"The origins of this dish are unknown. Some say it was brought over to the Dominican Republic via the trans-Atlantic slave trade, others say that it was brought from Turkey in the 19th century, but I believe both things could be true," says Dominican Pastry Chef, activist, and long-time supporter of No Kid Hungry, Paola Velez, who also co-founded and launched Bakers Against Racism.
Garcia points out that Dominican habichuelas con dulce isn't the only sweet bean dessert that exists. Quite a few cultures including Chinese, South African, Middle Eastern, French and Spanish cultures all have their own version of a sweet bean dish.
"The most notable similarities come from African slaves that had a dish called frijol colados with coconut milk and ashure, which is a sweet bean dish that comes from the Turkish. Lastly, Spaniards have a dish called firjoles azucarados," Garcia says. "It has also been suggested through island recounts and writing that the addition of sweet potato comes from our Taino ancestors. The ultimate combination seems to be a mix of several traditions and influences."
How Did it Become a Dish Associated With Semana Santa?
There's not enough information on why this dish is very specifically eaten during Semana Santa. But there are some theories based on when similar dishes from other cultures were consumed historically.
"This apparition of this exclusive Dominican dish is the culinary centerpiece to a Lenten celebration. Here we find historical references and ties to the way the Turkish from the Ottoman Empire, 19th century, consumed their dish ashure or "Noah's Pudding," as it was also referenced," Garcia adds. "Akin to the Turkish style of consumption during the Ottoman Empire, this sweet bean dish was specifically consumed after a period of fasting during the first month of the Islamic calendar. After which it was customary to share ashure with family, neighbors, and friends. Here we can find what may be one of the most formative or convincing influences in how the dish was consumed and became an integral part of our own religious celebration." Garcia notes that while it's traditional to see beans being made in a Dominican household several times a week, this specific dish is only reserved for this very specific celebration and season.
Why Are Sweet Crackers Usually Accompanied With This Dessert?
"Las galletitas de leche are engraved with a cross. While these milk cookies might have parallels with a communion wafer, I feel like casaba would most resemble the communion wafer," says Chef Velez. "But both casaba and milk cookies are available year-round. I think like in most Latine countries, we integrate our collective Catholic beliefs into everyday products.
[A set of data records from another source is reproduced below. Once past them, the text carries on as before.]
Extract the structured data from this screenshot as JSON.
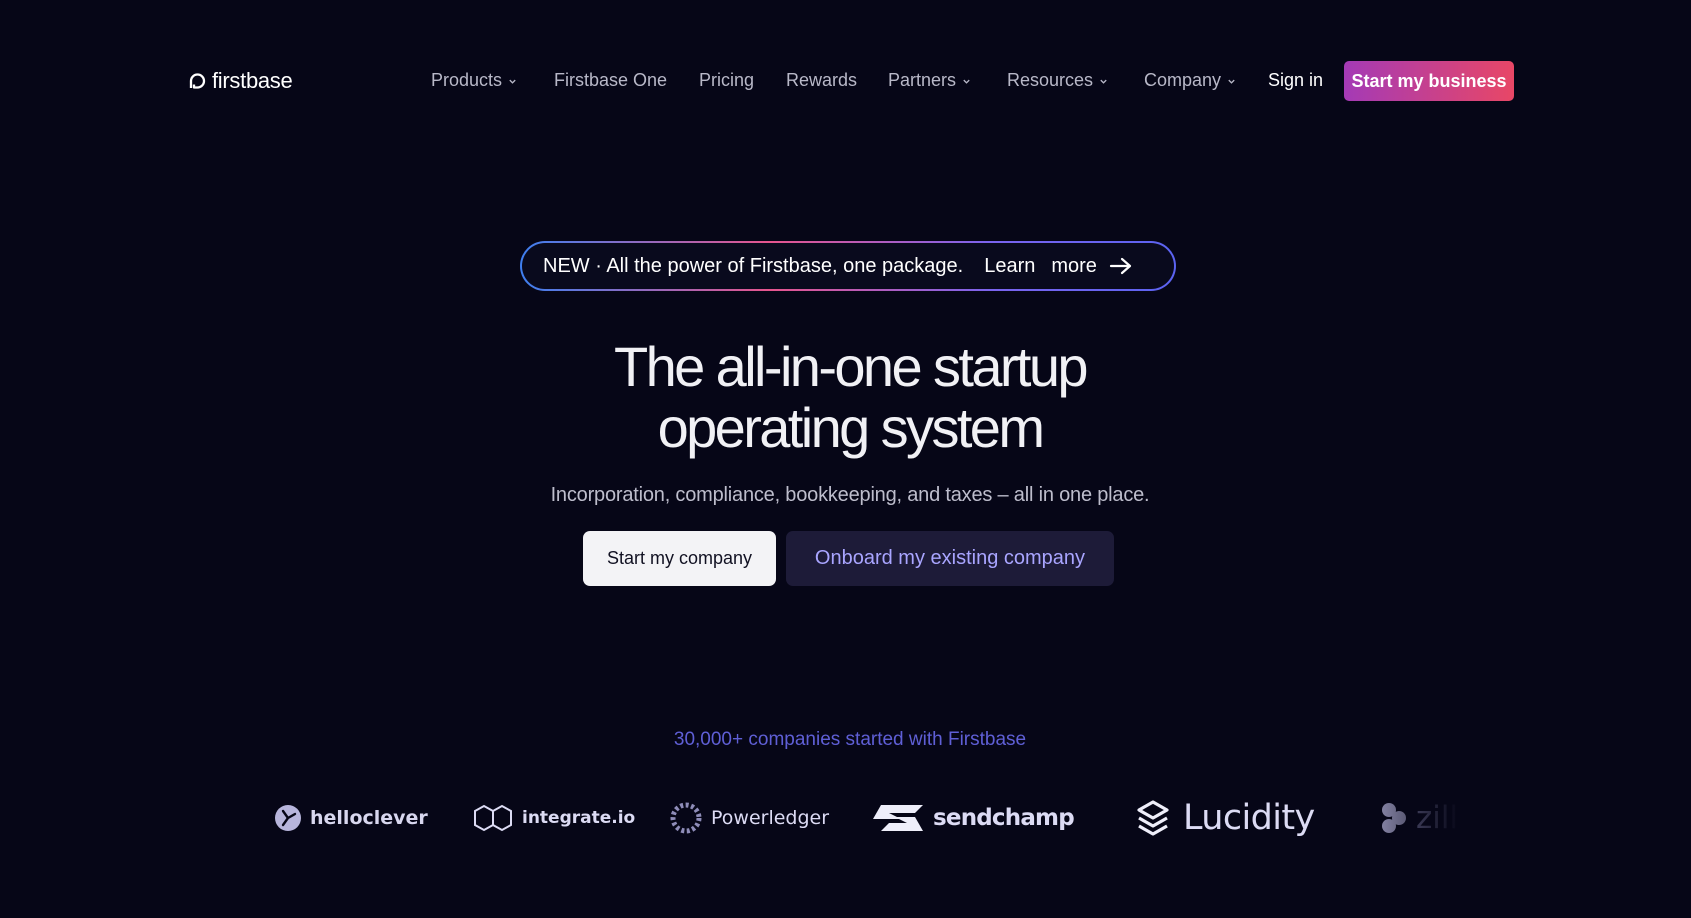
{
  "header": {
    "logo_text": "firstbase",
    "nav": [
      {
        "label": "Products",
        "has_dropdown": true
      },
      {
        "label": "Firstbase One",
        "has_dropdown": false
      },
      {
        "label": "Pricing",
        "has_dropdown": false
      },
      {
        "label": "Rewards",
        "has_dropdown": false
      },
      {
        "label": "Partners",
        "has_dropdown": true
      },
      {
        "label": "Resources",
        "has_dropdown": true
      },
      {
        "label": "Company",
        "has_dropdown": true
      }
    ],
    "sign_in": "Sign in",
    "cta": "Start my business"
  },
  "announcement": {
    "text": "NEW · All the power of Firstbase, one package.",
    "learn": "Learn",
    "more": "more",
    "icon": "arrow-right-icon"
  },
  "hero": {
    "title_line1": "The all-in-one startup",
    "title_line2": "operating system",
    "subtitle": "Incorporation, compliance, bookkeeping, and taxes – all in one place.",
    "primary_button": "Start my company",
    "secondary_button": "Onboard my existing company"
  },
  "social_proof": {
    "text": "30,000+ companies started with Firstbase",
    "logos": [
      {
        "name": "helloclever",
        "icon": "helloclever-logo-icon"
      },
      {
        "name": "integrate.io",
        "icon": "integrate-io-logo-icon"
      },
      {
        "name": "Powerledger",
        "icon": "powerledger-logo-icon"
      },
      {
        "name": "sendchamp",
        "icon": "sendchamp-logo-icon"
      },
      {
        "name": "Lucidity",
        "icon": "lucidity-logo-icon"
      },
      {
        "name": "zilla",
        "icon": "zilla-logo-icon"
      }
    ]
  },
  "colors": {
    "background": "#060617",
    "cta_gradient_start": "#a43ab6",
    "cta_gradient_end": "#e84766",
    "accent_purple": "#a9a5ff",
    "proof_text": "#5f5fd6"
  }
}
I mean, the Dominican flag does have the Bible in it."
"From a culinary standpoint, we would observe this as a way to "sop up" or soak up the delicious bean juice, with the cassava being a salty offset to the sweet," Garcia says. "However, the infamous galletas we often see are made from a brand called Guarina, which puts crosses on its crackers. Lending to the deep influence, identification, and pervasiveness of Catholicism in the Dominican Republic."
While some enjoy this dish cold, most like to eat it hot in a small bowl with the Guarina Galletas Dulce de Leche sprinkled on top. I usually like to give myself at least an hour after consuming Easter dinner before I hit up the habichuelas con dulce because this will fill you up like an entire meal.